**Assigned task:**
When you find the word "this" in a line of the entries, please copy the whole line.

___ Given records

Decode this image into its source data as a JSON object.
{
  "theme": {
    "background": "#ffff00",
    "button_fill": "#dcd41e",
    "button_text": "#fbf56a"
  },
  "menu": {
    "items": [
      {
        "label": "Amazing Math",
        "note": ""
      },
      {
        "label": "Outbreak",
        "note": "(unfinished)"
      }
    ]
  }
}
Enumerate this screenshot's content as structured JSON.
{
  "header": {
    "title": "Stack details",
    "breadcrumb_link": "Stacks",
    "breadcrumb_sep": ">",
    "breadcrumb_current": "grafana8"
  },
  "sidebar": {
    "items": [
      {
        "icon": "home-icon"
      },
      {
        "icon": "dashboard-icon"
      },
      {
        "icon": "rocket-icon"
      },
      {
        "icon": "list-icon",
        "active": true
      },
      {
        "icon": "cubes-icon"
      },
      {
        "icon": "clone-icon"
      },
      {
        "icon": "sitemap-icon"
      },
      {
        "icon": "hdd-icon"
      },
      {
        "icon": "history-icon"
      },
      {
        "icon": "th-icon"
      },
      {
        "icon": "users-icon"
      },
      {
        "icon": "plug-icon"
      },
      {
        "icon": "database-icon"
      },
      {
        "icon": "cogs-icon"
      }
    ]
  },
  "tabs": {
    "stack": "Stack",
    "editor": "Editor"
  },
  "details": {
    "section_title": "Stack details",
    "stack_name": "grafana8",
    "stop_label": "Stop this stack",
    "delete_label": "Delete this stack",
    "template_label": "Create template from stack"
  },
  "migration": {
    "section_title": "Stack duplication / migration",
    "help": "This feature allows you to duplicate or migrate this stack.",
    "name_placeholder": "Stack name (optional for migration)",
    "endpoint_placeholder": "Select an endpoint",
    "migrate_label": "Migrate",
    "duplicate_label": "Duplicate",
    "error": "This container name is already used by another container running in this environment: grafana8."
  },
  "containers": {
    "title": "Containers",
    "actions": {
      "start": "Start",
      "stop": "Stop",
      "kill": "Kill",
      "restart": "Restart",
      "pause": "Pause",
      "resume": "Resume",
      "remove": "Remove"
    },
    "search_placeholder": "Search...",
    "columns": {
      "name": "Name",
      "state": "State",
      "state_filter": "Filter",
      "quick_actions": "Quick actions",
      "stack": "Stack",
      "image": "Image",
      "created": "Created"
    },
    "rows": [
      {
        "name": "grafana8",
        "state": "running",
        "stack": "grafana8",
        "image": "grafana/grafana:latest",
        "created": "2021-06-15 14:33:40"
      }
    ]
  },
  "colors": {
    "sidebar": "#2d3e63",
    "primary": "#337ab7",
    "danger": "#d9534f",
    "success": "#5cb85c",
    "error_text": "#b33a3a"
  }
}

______

**Answer to the exercise:**
Decode this image into its source data as a JSON object.
Enumerate this screenshot's content as structured JSON.
    "stop_label": "Stop this stack",
    "delete_label": "Delete this stack",
    "help": "This feature allows you to duplicate or migrate this stack.",
    "error": "This container name is already used by another container running in this environment: grafana8."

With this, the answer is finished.